The season of Lent begins this year on Ash Wednesday, March 9. Depending on our family and faith backgrounds, we carry a variety of memories of Lents past: fasting from foods or favorite pursuits, giving up something for the season, undertaking a time of intensified prayer, reaching out in charity to those in need, and more. But the origins of the season reach all the way back to the fourth century. These forty days were the time of final preparation for those about to be baptized into Christ at the celebration of the Resurrection at Easter. Their period of prayer and learning was also a time for the entire community of the church to recall once more the reality and the power of baptism.
Beginning with the imposition of ashes on Ash Wednesday, Lent invites us into a season of renewal that commences with repentance. Leaving the past of sin behind and reclaiming the renewing power of Baptism, the church itself stands forth again, repentant and proclaiming its dependence on God, as the community of those who choose to live life in company with Christ, sharing both his dying and his rising to life.
As members of Christ’s Body it is instructive to hear the voices of Lent stretching back over the centuries. In 1687 the Bishop of Bath and Wells in England wrote a pastoral letter for this season to the clergy of his diocese.
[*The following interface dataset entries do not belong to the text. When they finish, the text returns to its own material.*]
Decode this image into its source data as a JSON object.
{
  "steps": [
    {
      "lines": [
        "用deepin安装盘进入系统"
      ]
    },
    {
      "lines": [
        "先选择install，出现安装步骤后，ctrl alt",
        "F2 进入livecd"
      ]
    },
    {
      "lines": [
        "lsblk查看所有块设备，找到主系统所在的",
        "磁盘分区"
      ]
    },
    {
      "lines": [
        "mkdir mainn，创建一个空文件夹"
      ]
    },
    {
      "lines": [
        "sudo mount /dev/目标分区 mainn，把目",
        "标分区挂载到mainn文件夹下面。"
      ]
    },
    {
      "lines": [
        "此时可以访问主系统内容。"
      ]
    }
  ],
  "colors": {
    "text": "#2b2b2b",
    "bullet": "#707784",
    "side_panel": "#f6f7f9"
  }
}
Urging them to penance, prayer, and the reading of Scripture, he wrote in part: “The first sacred Council of Nice, for which the Christian world has always had a great and just veneration, ordains a Provincial Synod to be held before Lent, that all Dissensions being taken away a pure oblation might be offerÍd up to God, namely of Prayers and Fasting and Alms, and Tears, which might produce a comfortable Communion at the following Easter: and that in this Diocese, we may in some degree imitate so Primitive a practice, I exhort you to endeavour all you can, to reconcile differences, to reduce those that go astray, [and] to promote universal Charity towards all that dissent from you . . . .” Similar resources to learn and keep the season can be found online. One such website is www.anglicansonline.org/special/lent.html
Following a decades-long tradition, the Archbishop of Canterbury, Rowan Williams has commissioned a book for Lent. The Lenten book for 2011 is written by Stephen Cherry, a canon of Durham Cathedral, and is entitled Barefoot Disciple: Walking the Way of Passionate Humility. Cherry’s words may provide to parish reading groups another entry into the spirit of the season.
The celebrant of the Ash Wednesday liturgy, according to the 1979 Book of Common Prayer, recalls the origins and intent of the season and then invites those present “in the name of the Church, to the observance of a holy Lent . . ..” The season opening next week invites Christians to live the passover mystery of life and death in the company of Jesus who gave himself to death for the sake of life.